START DATA EXTRACTS

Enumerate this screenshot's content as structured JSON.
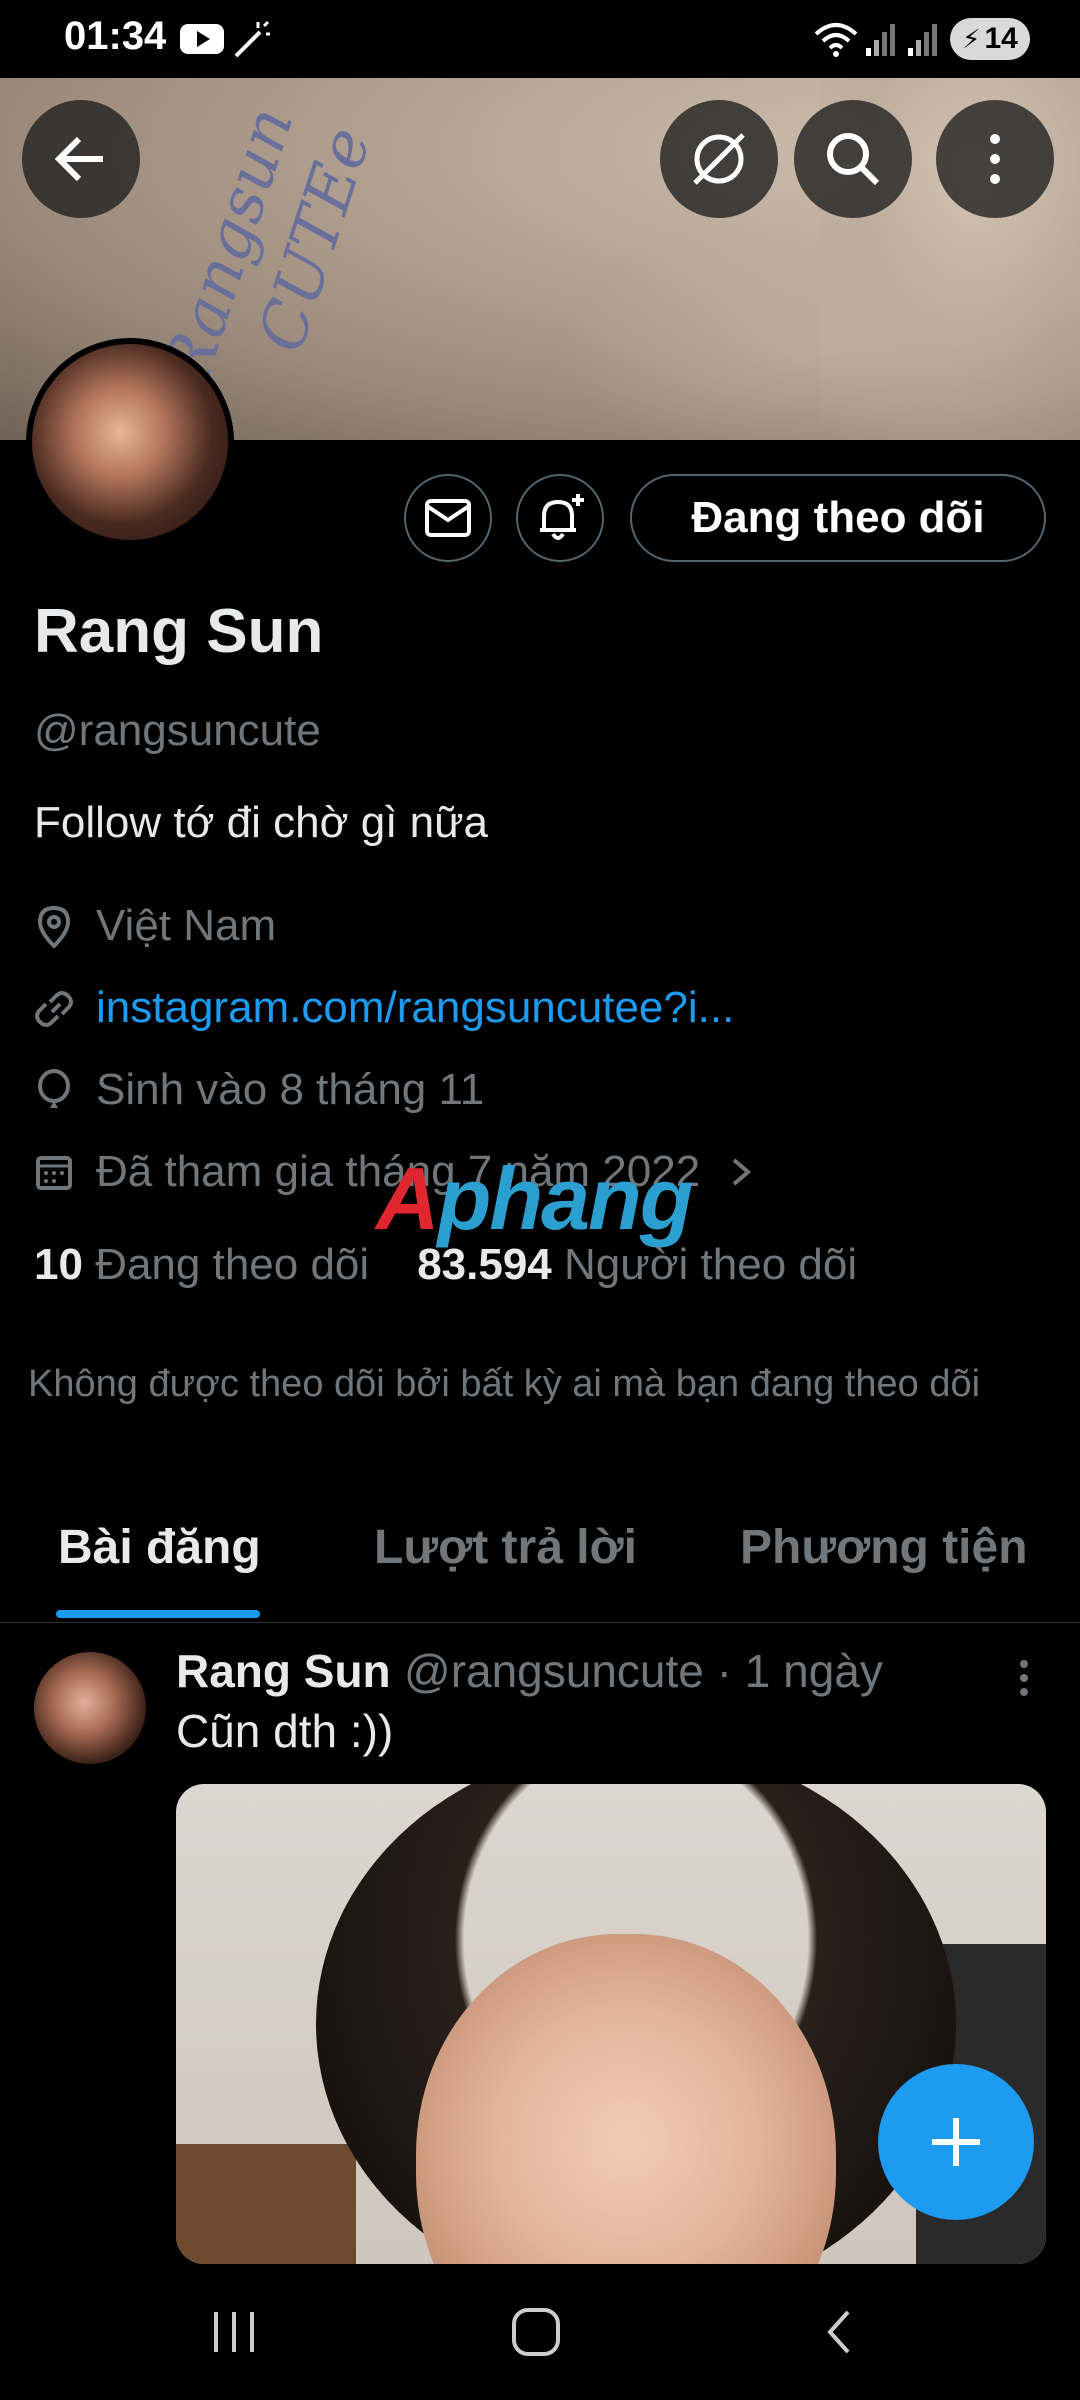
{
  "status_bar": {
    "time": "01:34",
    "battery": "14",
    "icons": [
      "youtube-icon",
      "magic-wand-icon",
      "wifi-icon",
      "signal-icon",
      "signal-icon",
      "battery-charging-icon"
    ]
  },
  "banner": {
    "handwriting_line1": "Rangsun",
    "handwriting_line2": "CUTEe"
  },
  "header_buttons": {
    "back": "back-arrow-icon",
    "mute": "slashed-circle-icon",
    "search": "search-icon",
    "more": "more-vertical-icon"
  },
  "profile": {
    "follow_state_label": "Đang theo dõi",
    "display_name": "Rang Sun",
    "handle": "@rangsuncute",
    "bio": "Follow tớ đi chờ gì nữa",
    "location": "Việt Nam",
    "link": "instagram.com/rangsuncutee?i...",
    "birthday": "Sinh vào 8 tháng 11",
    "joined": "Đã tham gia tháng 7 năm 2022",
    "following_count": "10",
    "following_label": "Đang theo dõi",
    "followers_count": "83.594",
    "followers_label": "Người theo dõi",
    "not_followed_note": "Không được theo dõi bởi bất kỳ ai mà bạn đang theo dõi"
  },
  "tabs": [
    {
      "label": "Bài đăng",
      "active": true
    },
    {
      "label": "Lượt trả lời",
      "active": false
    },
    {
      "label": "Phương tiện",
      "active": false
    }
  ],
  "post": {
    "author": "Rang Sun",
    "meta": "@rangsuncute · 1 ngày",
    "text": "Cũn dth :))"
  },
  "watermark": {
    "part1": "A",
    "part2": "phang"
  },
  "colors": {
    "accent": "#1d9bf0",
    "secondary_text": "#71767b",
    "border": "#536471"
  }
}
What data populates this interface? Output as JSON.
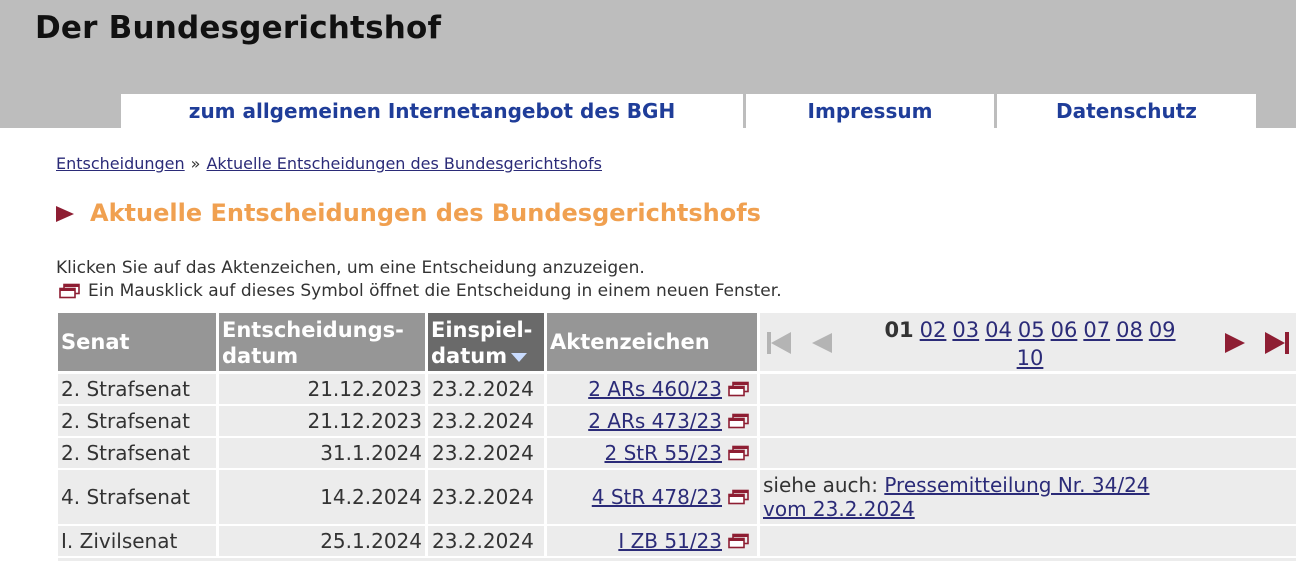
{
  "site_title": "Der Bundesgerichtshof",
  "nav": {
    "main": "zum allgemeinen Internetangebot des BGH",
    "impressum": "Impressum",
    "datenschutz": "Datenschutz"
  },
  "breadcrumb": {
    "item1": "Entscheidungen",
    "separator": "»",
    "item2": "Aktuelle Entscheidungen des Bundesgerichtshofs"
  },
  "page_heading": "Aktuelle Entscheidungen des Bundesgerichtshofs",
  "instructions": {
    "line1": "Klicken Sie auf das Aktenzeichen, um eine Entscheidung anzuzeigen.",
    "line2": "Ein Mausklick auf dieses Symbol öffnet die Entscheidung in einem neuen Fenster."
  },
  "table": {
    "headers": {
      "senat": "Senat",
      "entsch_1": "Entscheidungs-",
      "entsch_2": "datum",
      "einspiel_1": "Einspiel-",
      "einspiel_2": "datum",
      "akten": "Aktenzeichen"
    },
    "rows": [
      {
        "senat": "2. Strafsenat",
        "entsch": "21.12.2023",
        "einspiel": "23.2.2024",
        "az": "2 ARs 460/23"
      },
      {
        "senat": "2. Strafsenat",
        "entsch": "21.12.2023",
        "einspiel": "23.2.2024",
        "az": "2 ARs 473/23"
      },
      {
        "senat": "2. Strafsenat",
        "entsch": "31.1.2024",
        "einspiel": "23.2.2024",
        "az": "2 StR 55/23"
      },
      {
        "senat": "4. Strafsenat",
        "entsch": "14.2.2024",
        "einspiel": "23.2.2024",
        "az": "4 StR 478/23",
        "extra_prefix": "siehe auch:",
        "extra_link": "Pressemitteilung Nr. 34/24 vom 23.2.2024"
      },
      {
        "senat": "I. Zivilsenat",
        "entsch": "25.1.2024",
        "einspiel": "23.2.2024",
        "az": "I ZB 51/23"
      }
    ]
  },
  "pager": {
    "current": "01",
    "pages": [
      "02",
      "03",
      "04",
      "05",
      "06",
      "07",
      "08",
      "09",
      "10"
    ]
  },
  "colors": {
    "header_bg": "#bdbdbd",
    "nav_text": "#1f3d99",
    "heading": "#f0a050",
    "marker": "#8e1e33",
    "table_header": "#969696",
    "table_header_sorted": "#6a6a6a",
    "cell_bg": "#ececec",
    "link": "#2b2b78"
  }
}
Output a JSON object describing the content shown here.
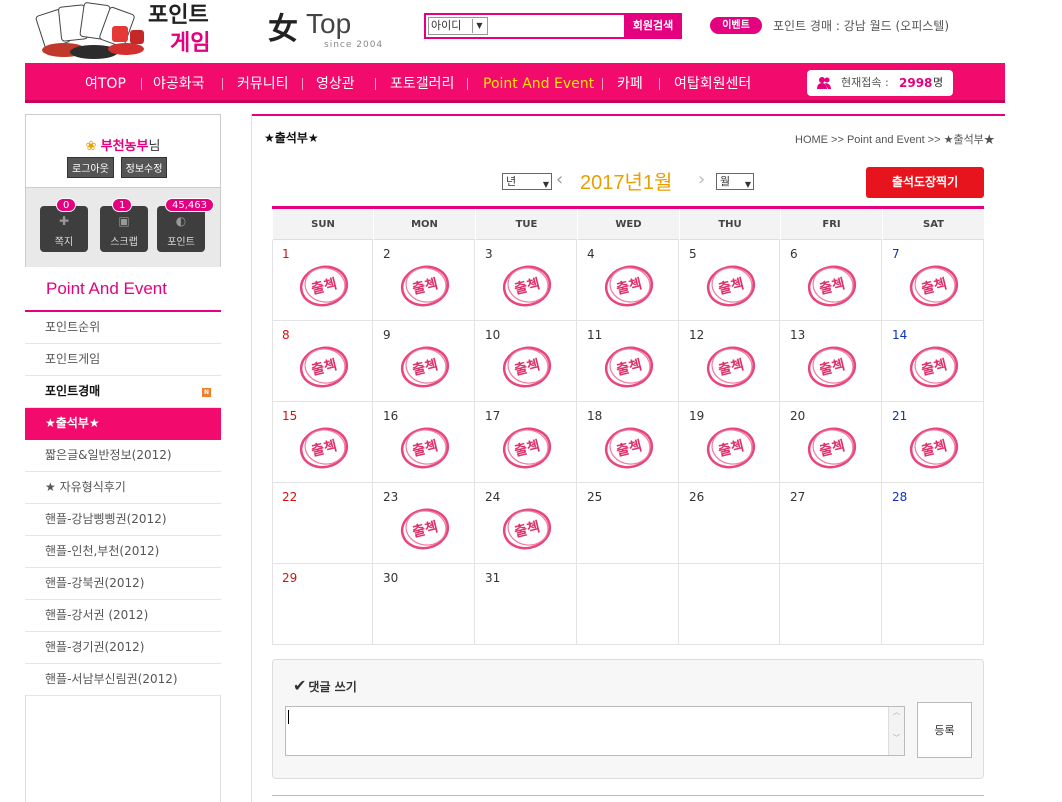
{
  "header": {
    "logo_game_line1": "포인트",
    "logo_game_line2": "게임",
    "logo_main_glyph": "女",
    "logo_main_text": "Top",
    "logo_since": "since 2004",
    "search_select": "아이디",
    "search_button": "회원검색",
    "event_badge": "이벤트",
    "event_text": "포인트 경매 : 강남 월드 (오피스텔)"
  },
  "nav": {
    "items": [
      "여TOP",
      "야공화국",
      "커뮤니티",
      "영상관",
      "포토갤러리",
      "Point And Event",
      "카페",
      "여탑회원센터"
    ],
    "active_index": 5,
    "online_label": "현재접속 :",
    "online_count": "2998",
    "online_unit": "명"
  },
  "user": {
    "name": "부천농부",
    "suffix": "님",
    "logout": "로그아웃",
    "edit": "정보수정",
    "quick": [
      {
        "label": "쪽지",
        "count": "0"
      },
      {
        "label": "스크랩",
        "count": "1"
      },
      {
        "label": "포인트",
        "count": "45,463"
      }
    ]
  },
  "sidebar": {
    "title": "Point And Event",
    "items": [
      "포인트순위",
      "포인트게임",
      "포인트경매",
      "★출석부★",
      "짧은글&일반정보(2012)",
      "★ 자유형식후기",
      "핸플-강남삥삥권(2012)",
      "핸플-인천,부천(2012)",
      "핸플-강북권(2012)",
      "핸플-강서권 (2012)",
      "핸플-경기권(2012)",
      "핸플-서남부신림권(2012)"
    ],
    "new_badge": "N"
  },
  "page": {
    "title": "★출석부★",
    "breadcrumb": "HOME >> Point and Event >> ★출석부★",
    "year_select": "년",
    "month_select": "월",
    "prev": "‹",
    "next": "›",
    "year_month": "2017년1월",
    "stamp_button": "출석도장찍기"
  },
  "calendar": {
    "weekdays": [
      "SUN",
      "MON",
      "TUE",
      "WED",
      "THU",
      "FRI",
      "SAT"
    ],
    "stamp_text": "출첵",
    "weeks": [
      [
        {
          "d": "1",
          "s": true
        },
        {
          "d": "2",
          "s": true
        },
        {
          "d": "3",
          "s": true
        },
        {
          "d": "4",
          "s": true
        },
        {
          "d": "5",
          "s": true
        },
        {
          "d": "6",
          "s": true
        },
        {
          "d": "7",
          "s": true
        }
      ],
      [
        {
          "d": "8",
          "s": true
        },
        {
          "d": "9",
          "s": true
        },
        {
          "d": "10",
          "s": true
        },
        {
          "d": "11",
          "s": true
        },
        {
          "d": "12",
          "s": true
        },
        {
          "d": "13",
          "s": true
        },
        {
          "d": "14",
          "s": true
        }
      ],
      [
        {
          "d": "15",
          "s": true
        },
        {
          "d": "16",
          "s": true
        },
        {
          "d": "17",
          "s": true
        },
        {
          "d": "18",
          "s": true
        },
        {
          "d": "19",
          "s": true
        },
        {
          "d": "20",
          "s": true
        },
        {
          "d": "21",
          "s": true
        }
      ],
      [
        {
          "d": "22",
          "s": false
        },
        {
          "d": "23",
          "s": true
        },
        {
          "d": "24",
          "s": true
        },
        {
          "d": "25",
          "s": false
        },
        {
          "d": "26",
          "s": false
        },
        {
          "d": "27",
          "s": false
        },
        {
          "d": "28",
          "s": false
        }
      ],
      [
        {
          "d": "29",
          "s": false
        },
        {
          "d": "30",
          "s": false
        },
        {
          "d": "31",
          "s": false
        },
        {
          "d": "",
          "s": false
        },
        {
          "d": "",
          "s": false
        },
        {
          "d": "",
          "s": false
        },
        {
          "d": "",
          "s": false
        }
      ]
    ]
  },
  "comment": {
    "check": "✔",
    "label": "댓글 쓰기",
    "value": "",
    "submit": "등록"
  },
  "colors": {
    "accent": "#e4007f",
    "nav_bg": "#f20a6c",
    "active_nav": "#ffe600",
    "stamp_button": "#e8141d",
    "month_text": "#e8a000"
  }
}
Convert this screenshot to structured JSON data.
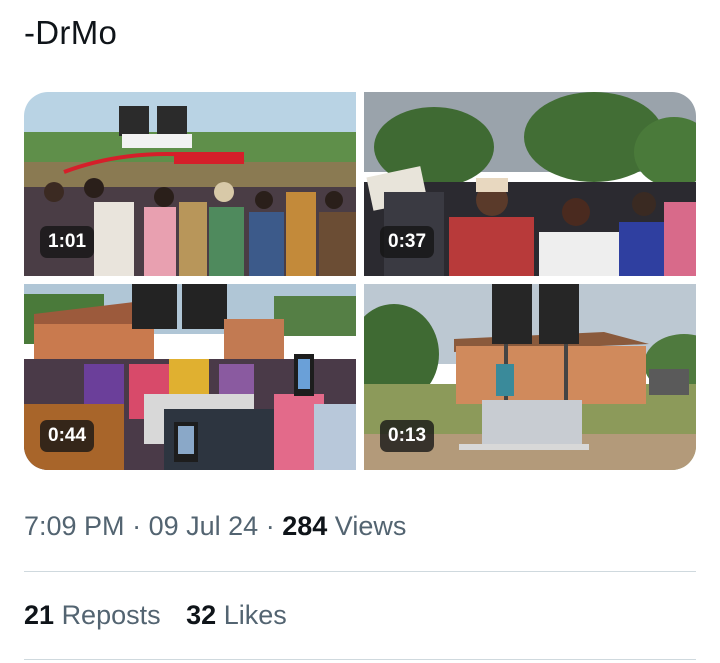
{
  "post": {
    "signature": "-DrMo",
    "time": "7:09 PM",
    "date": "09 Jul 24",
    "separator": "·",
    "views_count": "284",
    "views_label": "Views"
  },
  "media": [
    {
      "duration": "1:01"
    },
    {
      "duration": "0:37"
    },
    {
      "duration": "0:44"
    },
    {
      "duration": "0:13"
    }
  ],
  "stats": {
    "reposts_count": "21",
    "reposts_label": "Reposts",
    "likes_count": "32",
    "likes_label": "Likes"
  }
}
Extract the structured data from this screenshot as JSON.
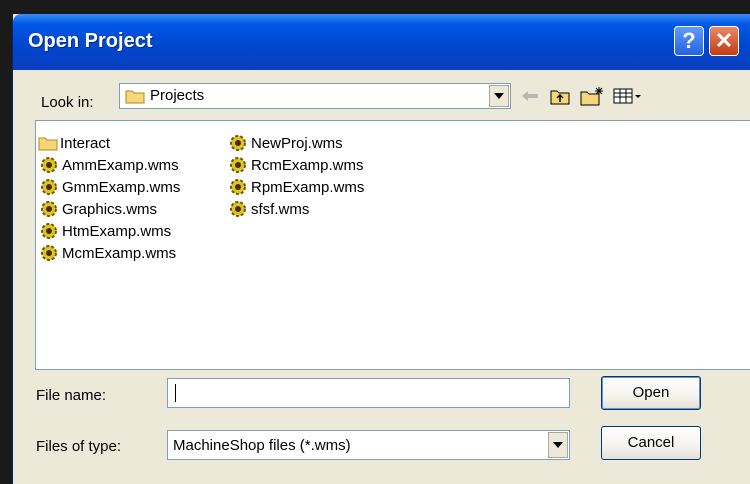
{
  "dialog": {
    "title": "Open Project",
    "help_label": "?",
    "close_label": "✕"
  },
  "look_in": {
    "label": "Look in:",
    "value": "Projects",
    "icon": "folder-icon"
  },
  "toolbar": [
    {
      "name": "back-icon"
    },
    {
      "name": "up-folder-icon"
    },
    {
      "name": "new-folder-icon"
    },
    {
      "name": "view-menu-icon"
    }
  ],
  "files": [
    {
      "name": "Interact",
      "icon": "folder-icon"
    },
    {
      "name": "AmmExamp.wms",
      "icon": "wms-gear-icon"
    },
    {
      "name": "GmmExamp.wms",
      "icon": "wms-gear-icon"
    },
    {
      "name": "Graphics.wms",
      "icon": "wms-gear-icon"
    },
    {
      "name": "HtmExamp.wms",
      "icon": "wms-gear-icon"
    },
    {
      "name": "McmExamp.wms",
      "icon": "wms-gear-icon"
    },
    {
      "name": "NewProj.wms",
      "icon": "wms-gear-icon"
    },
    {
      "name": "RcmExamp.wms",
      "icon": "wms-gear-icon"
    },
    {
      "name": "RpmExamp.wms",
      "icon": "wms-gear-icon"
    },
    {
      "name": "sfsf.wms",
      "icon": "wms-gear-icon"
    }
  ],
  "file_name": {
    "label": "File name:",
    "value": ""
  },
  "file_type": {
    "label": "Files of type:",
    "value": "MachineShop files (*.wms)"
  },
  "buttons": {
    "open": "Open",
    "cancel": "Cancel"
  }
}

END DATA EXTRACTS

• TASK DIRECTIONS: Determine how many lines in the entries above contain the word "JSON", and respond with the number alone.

• FINAL ANSWER: 5